How To Become A Successful Blogger: Part 4 – Why Republishing, Reblogging and Rescheduling Your Posts Always Work
Take a look at the posts you’ve published in the early days of blogging and many of us would see that most of those posts received little attention compared to the posts we’ve recently published.
I find it such a shame that some of the posts from our early days of blogging get little attention. There could be a ‘gold nugget’ of a post you wrote last year that if republished, reblogged, or rescheduled could bring lots more comments and likes, as well as new followers.
Let me give you one such example of a post I republished last October. Take a look at the details below.
Originally Published: May 2014
Number of likes: 13
Number of comments: 23
Republished: 18th October 2015
Number of likes: 82
Number of comments: 117
Okay, I know some of you are going to say “but Hugh, you had more followers when you republished the post, so it’s no wonder the post got more attention” but that’s my point. I really enjoyed writing the post and 17 months later I wanted to bring it to the attention of new followers since it had been originally published.

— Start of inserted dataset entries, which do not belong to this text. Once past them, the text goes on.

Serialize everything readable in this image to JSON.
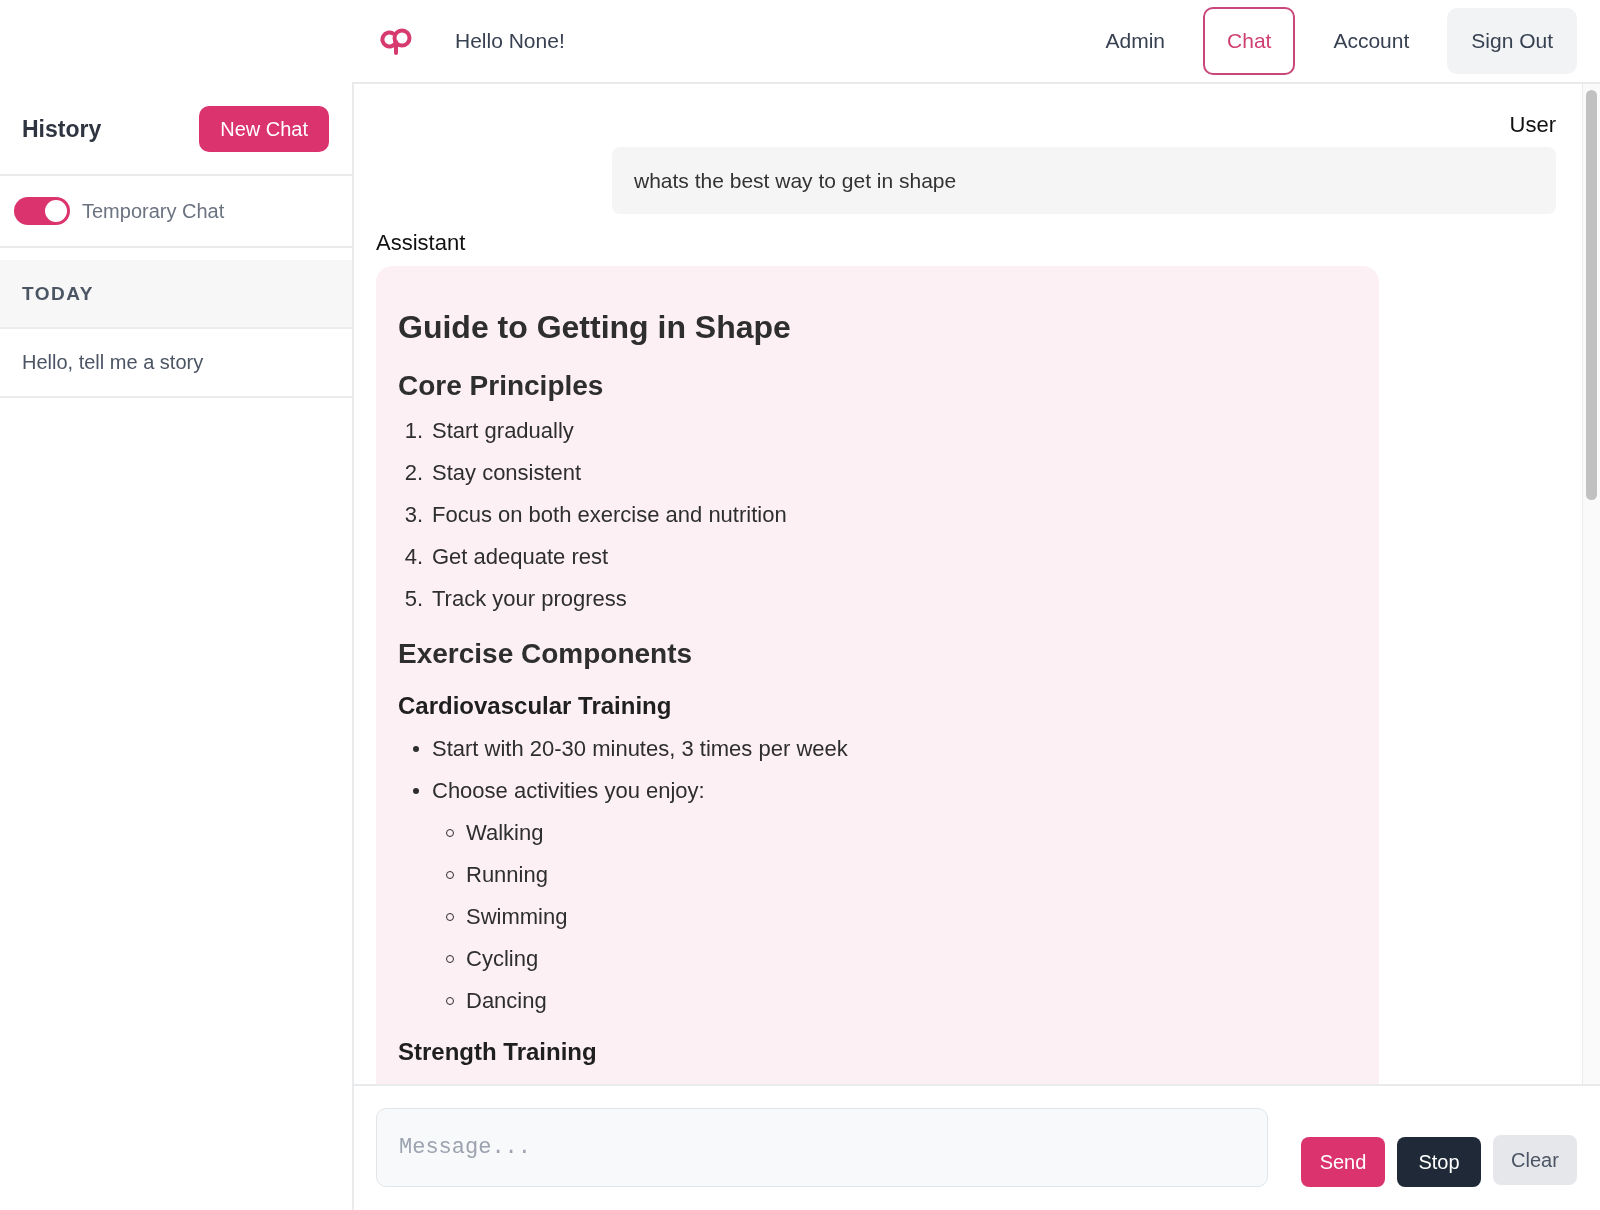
{
  "sidebar": {
    "title": "History",
    "new_chat_button": "New Chat",
    "temporary_chat": {
      "label": "Temporary Chat",
      "on": true
    },
    "history_groups": [
      {
        "heading": "TODAY",
        "items": [
          {
            "title": "Hello, tell me a story",
            "selected": false
          }
        ]
      }
    ]
  },
  "header": {
    "greeting": "Hello None!",
    "nav": [
      {
        "label": "Admin",
        "kind": "link",
        "selected": false
      },
      {
        "label": "Chat",
        "kind": "link",
        "selected": true
      },
      {
        "label": "Account",
        "kind": "link",
        "selected": false
      },
      {
        "label": "Sign Out",
        "kind": "button",
        "selected": false
      }
    ]
  },
  "conversation": {
    "messages": [
      {
        "kind": "user",
        "role": "User",
        "text": "whats the best way to get in shape"
      },
      {
        "kind": "assistant",
        "role": "Assistant",
        "blocks": [
          {
            "kind": "h1",
            "text": "Guide to Getting in Shape"
          },
          {
            "kind": "h2",
            "text": "Core Principles"
          },
          {
            "kind": "numbered_list",
            "items": [
              {
                "number": "1.",
                "text": "Start gradually"
              },
              {
                "number": "2.",
                "text": "Stay consistent"
              },
              {
                "number": "3.",
                "text": "Focus on both exercise and nutrition"
              },
              {
                "number": "4.",
                "text": "Get adequate rest"
              },
              {
                "number": "5.",
                "text": "Track your progress"
              }
            ]
          },
          {
            "kind": "h2",
            "text": "Exercise Components"
          },
          {
            "kind": "h3",
            "text": "Cardiovascular Training"
          },
          {
            "kind": "bullet_list",
            "items": [
              {
                "text": "Start with 20-30 minutes, 3 times per week"
              },
              {
                "text": "Choose activities you enjoy:",
                "children": [
                  {
                    "text": "Walking"
                  },
                  {
                    "text": "Running"
                  },
                  {
                    "text": "Swimming"
                  },
                  {
                    "text": "Cycling"
                  },
                  {
                    "text": "Dancing"
                  }
                ]
              }
            ]
          },
          {
            "kind": "h3",
            "text": "Strength Training"
          }
        ]
      }
    ]
  },
  "composer": {
    "placeholder": "Message...",
    "buttons": [
      {
        "label": "Send",
        "kind": "primary"
      },
      {
        "label": "Stop",
        "kind": "dark"
      },
      {
        "label": "Clear",
        "kind": "secondary"
      }
    ]
  }
}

By republishing the post, I did lose details of the original 13 people who liked the post, as well as the 23 comments that had been left. Of course, anybody could have come back to me and said “I’ve read that post before”, but given the 17 months time difference I wasn’t too concerned by it. But why did I choose to republish rather than reblog, or reschedule the post?

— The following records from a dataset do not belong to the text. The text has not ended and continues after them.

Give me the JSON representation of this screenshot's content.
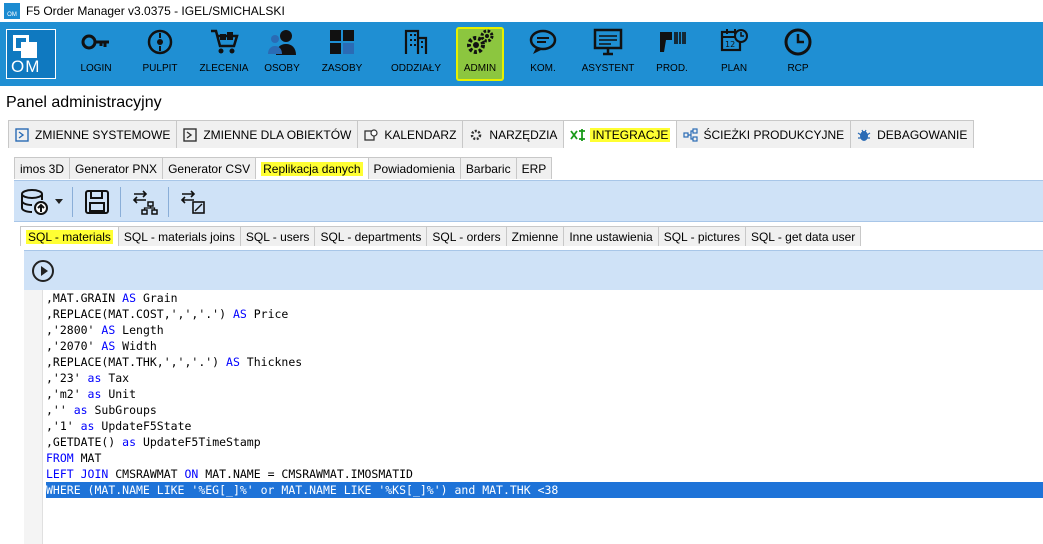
{
  "window": {
    "title": "F5 Order Manager v3.0375 - IGEL/SMICHALSKI",
    "app_icon_text": "OM"
  },
  "ribbon": {
    "logo_text": "OM",
    "items": [
      {
        "label": "LOGIN",
        "icon": "key-icon"
      },
      {
        "label": "PULPIT",
        "icon": "dashboard-icon"
      },
      {
        "label": "ZLECENIA",
        "icon": "cart-icon"
      },
      {
        "label": "OSOBY",
        "icon": "people-icon"
      },
      {
        "label": "ZASOBY",
        "icon": "resources-icon"
      },
      {
        "label": "ODDZIAŁY",
        "icon": "building-icon"
      },
      {
        "label": "ADMIN",
        "icon": "gears-icon"
      },
      {
        "label": "KOM.",
        "icon": "chat-icon"
      },
      {
        "label": "ASYSTENT",
        "icon": "monitor-icon"
      },
      {
        "label": "PROD.",
        "icon": "barcode-scanner-icon"
      },
      {
        "label": "PLAN",
        "icon": "calendar-clock-icon"
      },
      {
        "label": "RCP",
        "icon": "clock-icon"
      }
    ],
    "active": "ADMIN",
    "colors": {
      "ribbon": "#1f8fd3",
      "active_bg": "#8cc63f",
      "highlight": "#ffff33"
    }
  },
  "panel_title": "Panel administracyjny",
  "main_tabs": [
    {
      "label": "ZMIENNE SYSTEMOWE",
      "icon": "variables-icon"
    },
    {
      "label": "ZMIENNE DLA OBIEKTÓW",
      "icon": "object-variables-icon"
    },
    {
      "label": "KALENDARZ",
      "icon": "calendar-icon"
    },
    {
      "label": "NARZĘDZIA",
      "icon": "tools-icon"
    },
    {
      "label": "INTEGRACJE",
      "icon": "integration-icon"
    },
    {
      "label": "ŚCIEŻKI PRODUKCYJNE",
      "icon": "paths-icon"
    },
    {
      "label": "DEBAGOWANIE",
      "icon": "bug-icon"
    }
  ],
  "integration_tabs": [
    "imos 3D",
    "Generator PNX",
    "Generator CSV",
    "Replikacja danych",
    "Powiadomienia",
    "Barbaric",
    "ERP"
  ],
  "sql_tabs": [
    "SQL - materials",
    "SQL - materials joins",
    "SQL - users",
    "SQL - departments",
    "SQL - orders",
    "Zmienne",
    "Inne ustawienia",
    "SQL - pictures",
    "SQL - get data user"
  ],
  "toolbar": {
    "icons": [
      "database-upload-icon",
      "dropdown-arrow-icon",
      "save-icon",
      "sync-structure-icon",
      "sync-file-icon"
    ]
  },
  "editor": {
    "run_icon": "play-icon",
    "lines": [
      [
        ",MAT.GRAIN ",
        {
          "k": "AS"
        },
        " Grain"
      ],
      [
        ",REPLACE(MAT.COST,',','.') ",
        {
          "k": "AS"
        },
        " Price"
      ],
      [
        ",'2800' ",
        {
          "k": "AS"
        },
        " Length"
      ],
      [
        ",'2070' ",
        {
          "k": "AS"
        },
        " Width"
      ],
      [
        ",REPLACE(MAT.THK,',','.') ",
        {
          "k": "AS"
        },
        " Thicknes"
      ],
      [
        ",'23' ",
        {
          "k": "as"
        },
        " Tax"
      ],
      [
        ",'m2' ",
        {
          "k": "as"
        },
        " Unit"
      ],
      [
        ",'' ",
        {
          "k": "as"
        },
        " SubGroups"
      ],
      [
        ",'1' ",
        {
          "k": "as"
        },
        " UpdateF5State"
      ],
      [
        ",GETDATE() ",
        {
          "k": "as"
        },
        " UpdateF5TimeStamp"
      ],
      [
        {
          "k": "FROM"
        },
        " MAT"
      ],
      [
        {
          "k": "LEFT JOIN"
        },
        " CMSRAWMAT ",
        {
          "k": "ON"
        },
        " MAT.NAME = CMSRAWMAT.IMOSMATID"
      ],
      [
        {
          "k": "WHERE"
        },
        " (MAT.NAME LIKE '%EG[_]%' or MAT.NAME LIKE '%KS[_]%') and MAT.THK <38"
      ]
    ],
    "selected_line": 12
  }
}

I wanted the post to have a new look and feel. I made a few adjustments to the original, added more tags to it (something I later learned helped bring more readers since the post was originally published) and added an image I much preferred.

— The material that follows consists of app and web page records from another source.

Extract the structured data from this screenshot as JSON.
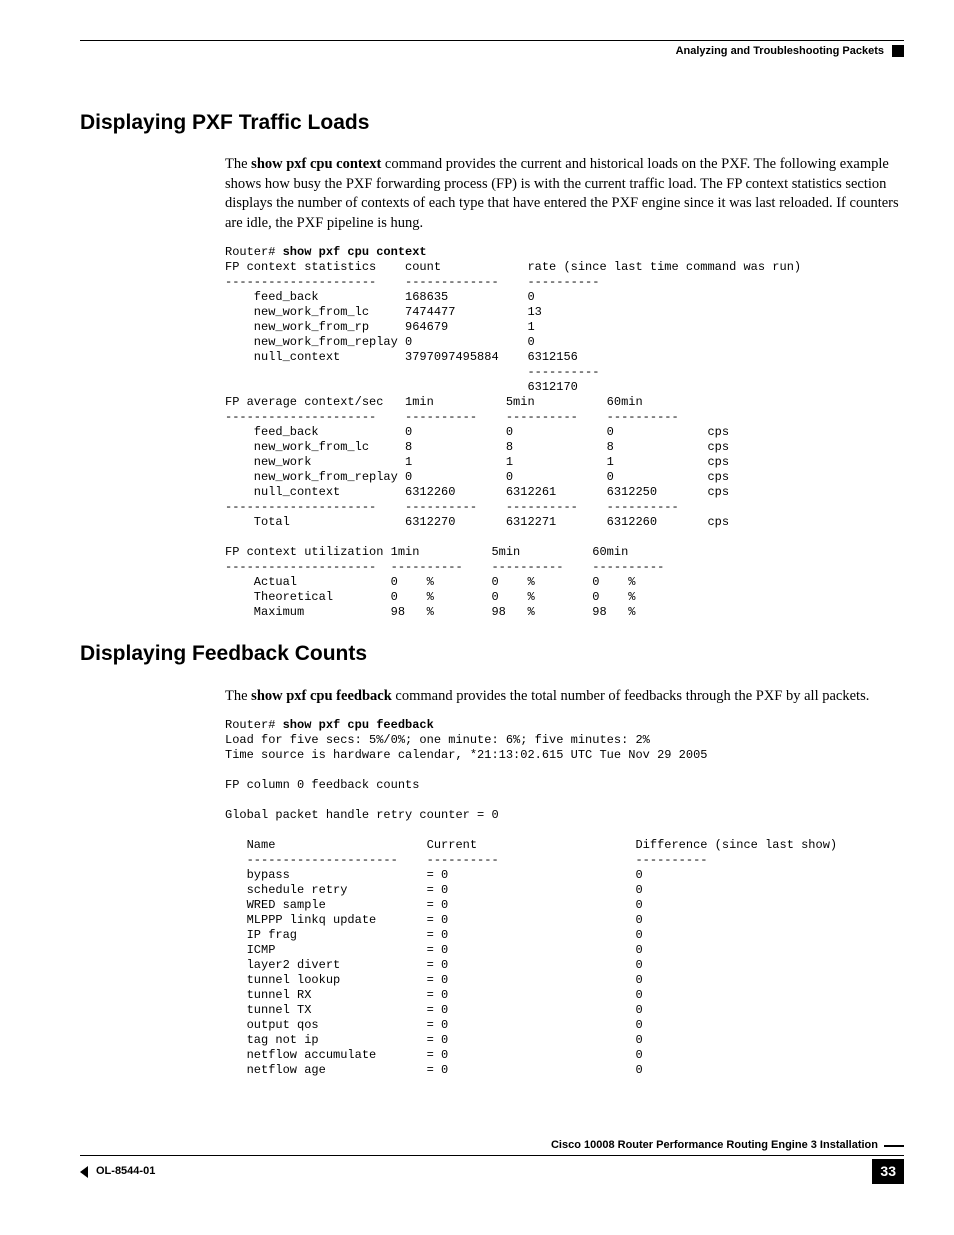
{
  "header": {
    "chapter_title": "Analyzing and Troubleshooting Packets"
  },
  "section1": {
    "heading": "Displaying PXF Traffic Loads",
    "paragraph": "The show pxf cpu context command provides the current and historical loads on the PXF. The following example shows how busy the PXF forwarding process (FP) is with the current traffic load. The FP context statistics section displays the number of contexts of each type that have entered the PXF engine since it was last reloaded. If counters are idle, the PXF pipeline is hung.",
    "bold_cmd": "show pxf cpu context",
    "cli_prefix": "Router# ",
    "cli_command": "show pxf cpu context",
    "cli_body": "FP context statistics    count            rate (since last time command was run)\n---------------------    -------------    ----------\n    feed_back            168635           0\n    new_work_from_lc     7474477          13\n    new_work_from_rp     964679           1\n    new_work_from_replay 0                0\n    null_context         3797097495884    6312156\n                                          ----------\n                                          6312170\nFP average context/sec   1min          5min          60min\n---------------------    ----------    ----------    ----------\n    feed_back            0             0             0             cps\n    new_work_from_lc     8             8             8             cps\n    new_work             1             1             1             cps\n    new_work_from_replay 0             0             0             cps\n    null_context         6312260       6312261       6312250       cps\n---------------------    ----------    ----------    ----------\n    Total                6312270       6312271       6312260       cps\n\nFP context utilization 1min          5min          60min\n---------------------  ----------    ----------    ----------\n    Actual             0    %        0    %        0    %\n    Theoretical        0    %        0    %        0    %\n    Maximum            98   %        98   %        98   %"
  },
  "section2": {
    "heading": "Displaying Feedback Counts",
    "paragraph": "The show pxf cpu feedback command provides the total number of feedbacks through the PXF by all packets.",
    "bold_cmd": "show pxf cpu feedback",
    "cli_prefix": "Router# ",
    "cli_command": "show pxf cpu feedback",
    "cli_body": "Load for five secs: 5%/0%; one minute: 6%; five minutes: 2%\nTime source is hardware calendar, *21:13:02.615 UTC Tue Nov 29 2005\n\nFP column 0 feedback counts\n\nGlobal packet handle retry counter = 0\n\n   Name                     Current                      Difference (since last show)\n   ---------------------    ----------                   ----------\n   bypass                   = 0                          0\n   schedule retry           = 0                          0\n   WRED sample              = 0                          0\n   MLPPP linkq update       = 0                          0\n   IP frag                  = 0                          0\n   ICMP                     = 0                          0\n   layer2 divert            = 0                          0\n   tunnel lookup            = 0                          0\n   tunnel RX                = 0                          0\n   tunnel TX                = 0                          0\n   output qos               = 0                          0\n   tag not ip               = 0                          0\n   netflow accumulate       = 0                          0\n   netflow age              = 0                          0"
  },
  "footer": {
    "doc_title": "Cisco 10008 Router Performance Routing Engine 3 Installation",
    "doc_id": "OL-8544-01",
    "page_number": "33"
  }
}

Had I reblogged the post then whilst I could have edited it and then reblogged it, the post would not have had a brand new look to it. By reblogging I would have kept the 13 existing likes and 23 comments, but I knew that many of those comments would probably be quoted again once the post was republished (and they were). There are no problems with reblogging your own posts providing you don’t overdo it and, in my opinion, only reblog posts that are more than six months old. If you reblog more recent posts then people may point out they’ve read the posts before and I have heard it said that this can lose you readers and followers as you may be seen as just recycling old stock.
Rescheduling a post is a whole different ball game because, like republishing, it gives a post a brand new look. You can also make adjustments and keep any existing likes and comments. In the video below I demonstrate how to reschedule an already published post. If you are reading this via email then you may need to log onto my blog to view the video.
One word of warning about rescheduling a post. When the post is republished, any links on emails, social media, or on existing blog posts (such as pingbacks) will no longer work. This is because the new rescheduled post has a new date and timeline and, therefore, the links to the previously published post will become invalid. Look at it as if you’ve just moved the post from one room to another. Anybody clicking on the link in the original email or clicking on a pingback link to the original post will arrive in the wrong room and receive an error message beacuse you’ve moved the post to a new room.
I often find broken links to posts in email notifications from WordPress that are only a few days old and also on my WordPress reader because the blogger has rescheduled the post just a few days after originally publishing it. Just as in reblogging a post, my recommendation is not to reschedule a post that is less than six months old beacuse any links to it will almost certainly still be being clicked on. As I’ve mentioned in Part 3 of this series many people will unfollow or stop reading a blog if they come across too many broken links. I don’t know about you, but if a link in an email does not work I usually end up not bothering to find the post so don’t get the chance to read it.
One last area to cover is that when you reblog or republish a post, not only will your followers get an email notifying them that you’ve issued a new post, but the post will also appear again in your WordPress reader. When you reschedule a post no email is sent out but the post will appear again in your WordPress reader.
Do you have recommendations on reblogging, republishing and rescheduling your own posts? Do you reblog, republish or reshedule your own posts?
Also from the series –
Part 1 – The ‘About Me’ page
Part 2 – How To Create A PingBack